_Exercise_
Every line below that includes the word "this" needs to be copied.

Data about app and page elements
------------------------------------------------

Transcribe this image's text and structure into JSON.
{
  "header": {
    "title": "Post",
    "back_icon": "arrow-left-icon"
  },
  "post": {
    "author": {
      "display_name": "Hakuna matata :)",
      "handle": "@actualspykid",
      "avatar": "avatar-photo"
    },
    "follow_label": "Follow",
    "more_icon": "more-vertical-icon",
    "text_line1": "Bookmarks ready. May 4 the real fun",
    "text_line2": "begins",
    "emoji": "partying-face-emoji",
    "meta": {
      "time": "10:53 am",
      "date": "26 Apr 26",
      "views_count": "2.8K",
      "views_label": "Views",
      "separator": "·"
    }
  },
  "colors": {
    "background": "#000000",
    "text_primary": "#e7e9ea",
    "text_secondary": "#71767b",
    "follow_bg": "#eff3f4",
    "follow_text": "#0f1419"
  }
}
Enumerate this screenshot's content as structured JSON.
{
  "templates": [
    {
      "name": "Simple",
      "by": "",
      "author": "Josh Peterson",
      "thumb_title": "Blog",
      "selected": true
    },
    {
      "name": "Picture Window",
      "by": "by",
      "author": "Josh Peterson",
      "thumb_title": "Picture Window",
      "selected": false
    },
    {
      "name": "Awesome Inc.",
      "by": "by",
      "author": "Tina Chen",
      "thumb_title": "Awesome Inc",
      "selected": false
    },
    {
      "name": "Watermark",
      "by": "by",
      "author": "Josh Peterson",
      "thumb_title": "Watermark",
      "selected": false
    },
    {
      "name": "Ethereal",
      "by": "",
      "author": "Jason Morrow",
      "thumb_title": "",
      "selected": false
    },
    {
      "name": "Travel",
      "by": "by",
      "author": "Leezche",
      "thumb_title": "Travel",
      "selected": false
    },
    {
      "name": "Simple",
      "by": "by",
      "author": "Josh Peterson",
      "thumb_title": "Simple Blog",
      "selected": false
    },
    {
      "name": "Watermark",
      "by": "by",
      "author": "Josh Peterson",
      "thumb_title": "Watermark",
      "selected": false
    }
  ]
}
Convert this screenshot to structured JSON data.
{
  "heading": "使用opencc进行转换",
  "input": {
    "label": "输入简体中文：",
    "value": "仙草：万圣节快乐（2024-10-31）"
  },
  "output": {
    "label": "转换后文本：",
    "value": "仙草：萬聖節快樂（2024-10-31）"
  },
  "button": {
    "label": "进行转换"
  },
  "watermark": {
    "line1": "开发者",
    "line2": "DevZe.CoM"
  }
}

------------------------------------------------

_Solution_
Transcribe this image's text and structure into JSON.
Enumerate this screenshot's content as structured JSON.
Convert this screenshot to structured JSON data.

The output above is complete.